This affinity for calls over puts is business as usual for GT. The 10-day International Securities Exchange (ISE), Chicago Board Options Exchange (CBOE), and NASDAQ OMX PHLX (PHLX) call/put volume ratio stands at 2.96, confirming that calls bought to open have nearly tripled puts during the past two weeks. This ratio registers in the 67th percentile of its annual range, which means that traders have been scooping up bullish bets over bearish at an accelerated clip.
Elsewhere, the majority of analysts following the tire titan also appear to feel optimistic toward GT. According to Zacks, the stock boasts five "buy" or better recommendations, compared to just two "hold" or worse ratings.
Examining GT's technical performance, however, the equity has lost about 7% of its value year-to-date, and has underperformed the broader S&P 500 Index (SPX) by roughly 7% during the past 60 sessions.

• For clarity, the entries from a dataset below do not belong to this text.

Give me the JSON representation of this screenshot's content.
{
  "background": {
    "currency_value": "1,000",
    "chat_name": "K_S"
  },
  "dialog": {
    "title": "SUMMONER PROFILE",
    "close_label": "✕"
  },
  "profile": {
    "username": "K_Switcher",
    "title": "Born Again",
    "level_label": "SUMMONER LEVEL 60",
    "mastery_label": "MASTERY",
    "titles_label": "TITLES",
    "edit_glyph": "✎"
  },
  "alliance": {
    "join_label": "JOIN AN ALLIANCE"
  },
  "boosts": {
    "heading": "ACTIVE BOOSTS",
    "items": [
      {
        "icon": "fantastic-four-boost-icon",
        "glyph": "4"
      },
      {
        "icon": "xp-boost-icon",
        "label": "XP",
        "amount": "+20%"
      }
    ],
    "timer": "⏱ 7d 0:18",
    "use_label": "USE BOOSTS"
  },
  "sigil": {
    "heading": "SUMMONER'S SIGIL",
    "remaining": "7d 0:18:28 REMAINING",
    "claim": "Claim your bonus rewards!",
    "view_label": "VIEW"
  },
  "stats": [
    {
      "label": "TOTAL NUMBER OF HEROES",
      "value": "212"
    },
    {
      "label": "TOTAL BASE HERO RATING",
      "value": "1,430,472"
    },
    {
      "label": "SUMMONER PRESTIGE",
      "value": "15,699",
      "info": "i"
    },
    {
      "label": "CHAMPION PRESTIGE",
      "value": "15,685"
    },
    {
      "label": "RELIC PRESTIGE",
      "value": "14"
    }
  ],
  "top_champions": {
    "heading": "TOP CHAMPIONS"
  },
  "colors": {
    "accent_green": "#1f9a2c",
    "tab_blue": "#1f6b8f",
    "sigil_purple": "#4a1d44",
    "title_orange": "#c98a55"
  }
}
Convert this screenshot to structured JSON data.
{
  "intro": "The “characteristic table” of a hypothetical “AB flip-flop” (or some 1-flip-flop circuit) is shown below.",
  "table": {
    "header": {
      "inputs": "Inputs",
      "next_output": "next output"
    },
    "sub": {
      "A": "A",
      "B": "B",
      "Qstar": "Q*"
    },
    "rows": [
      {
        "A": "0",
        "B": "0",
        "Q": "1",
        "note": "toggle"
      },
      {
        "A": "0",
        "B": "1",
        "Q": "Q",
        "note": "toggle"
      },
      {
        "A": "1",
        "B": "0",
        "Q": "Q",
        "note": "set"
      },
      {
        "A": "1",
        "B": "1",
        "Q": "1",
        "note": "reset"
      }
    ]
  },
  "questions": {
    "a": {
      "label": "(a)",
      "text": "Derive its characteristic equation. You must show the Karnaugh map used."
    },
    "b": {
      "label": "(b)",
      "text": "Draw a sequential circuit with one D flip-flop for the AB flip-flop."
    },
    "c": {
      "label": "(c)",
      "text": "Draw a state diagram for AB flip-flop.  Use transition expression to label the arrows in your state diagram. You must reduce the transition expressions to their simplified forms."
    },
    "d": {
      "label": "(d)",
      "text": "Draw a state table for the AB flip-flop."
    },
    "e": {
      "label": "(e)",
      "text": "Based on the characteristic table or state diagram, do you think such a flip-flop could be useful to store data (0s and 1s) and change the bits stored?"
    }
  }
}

On the charts, the stock is in danger of finishing the week below support at its 20-week moving average for the first time since late November.
In the afternoon hours of the session, GT is down about 5.3% to hover at $13.23.